The reasons listed by Thungela CEO, July Ndlovu, for this R4,1 billion investment provide a catalogue of what ails investment in South Africa: Transnet’s inefficient rail system, erratic power supply due to load shedding and what he euphemistically calls “infrastructure bottlenecks.”
The positives Ndlovu cites for investing in Australia are its well-established mining jurisdiction with support infrastructure industries and handy access to Japanese and other Asian markets.
But perhaps the most telling reason for Thungela’s Australian acquisition is the need “to de-risk our underlying business and to bolster the resilience of the company [thereby] creating value for our shareholders.”
Thungela’s faultless reasoning exposes the credibility of the ANC’s mantra that South Africa is open for business.
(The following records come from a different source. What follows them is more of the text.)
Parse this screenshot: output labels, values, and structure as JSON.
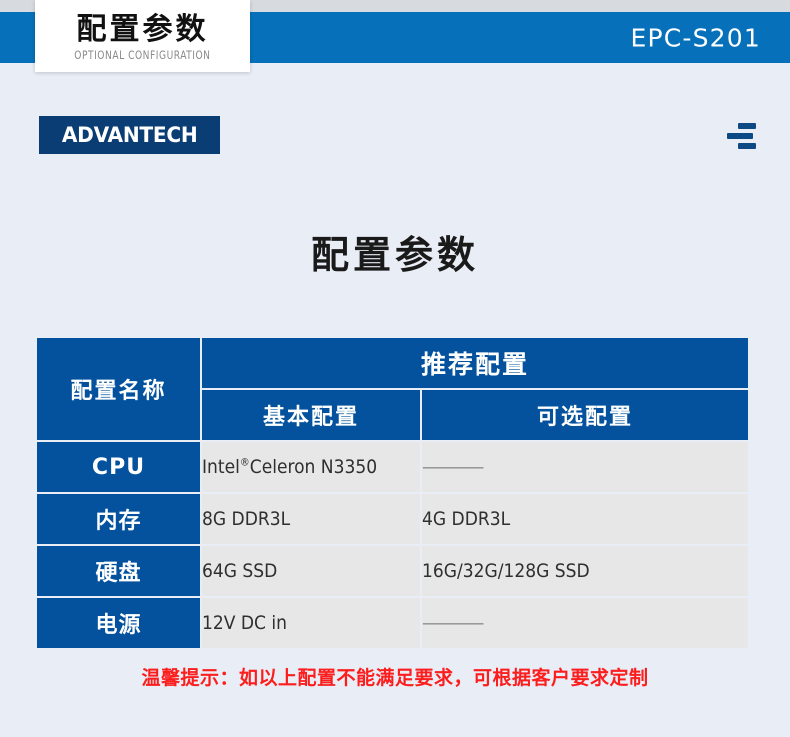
{
  "banner": {
    "badge_title": "配置参数",
    "badge_subtitle": "OPTIONAL CONFIGURATION",
    "model": "EPC-S201"
  },
  "nav": {
    "logo_text": "ADVANTECH",
    "menu_icon": "hamburger-menu-icon"
  },
  "page": {
    "title": "配置参数"
  },
  "table": {
    "group_header": "推荐配置",
    "col_headers": {
      "name": "配置名称",
      "basic": "基本配置",
      "optional": "可选配置"
    },
    "rows": [
      {
        "name": "CPU",
        "basic": "Intel®Celeron N3350",
        "optional": "————"
      },
      {
        "name": "内存",
        "basic": "8G DDR3L",
        "optional": "4G DDR3L"
      },
      {
        "name": "硬盘",
        "basic": "64G SSD",
        "optional": "16G/32G/128G SSD"
      },
      {
        "name": "电源",
        "basic": "12V DC in",
        "optional": "————"
      }
    ]
  },
  "footer": {
    "note": "温馨提示：如以上配置不能满足要求，可根据客户要求定制"
  },
  "colors": {
    "banner_blue": "#0671ba",
    "table_blue": "#04529d",
    "logo_navy": "#0b3d75",
    "page_bg": "#e9edf6",
    "cell_gray": "#e7e7e7",
    "note_red": "#fc1d1d"
  }
}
It also reflects how history repeats itself when in the 1980s hundreds of international companies disinvested in South Africa not only because of apartheid but because of the ANC’s rolling mass action and strikes which wrought havoc with production.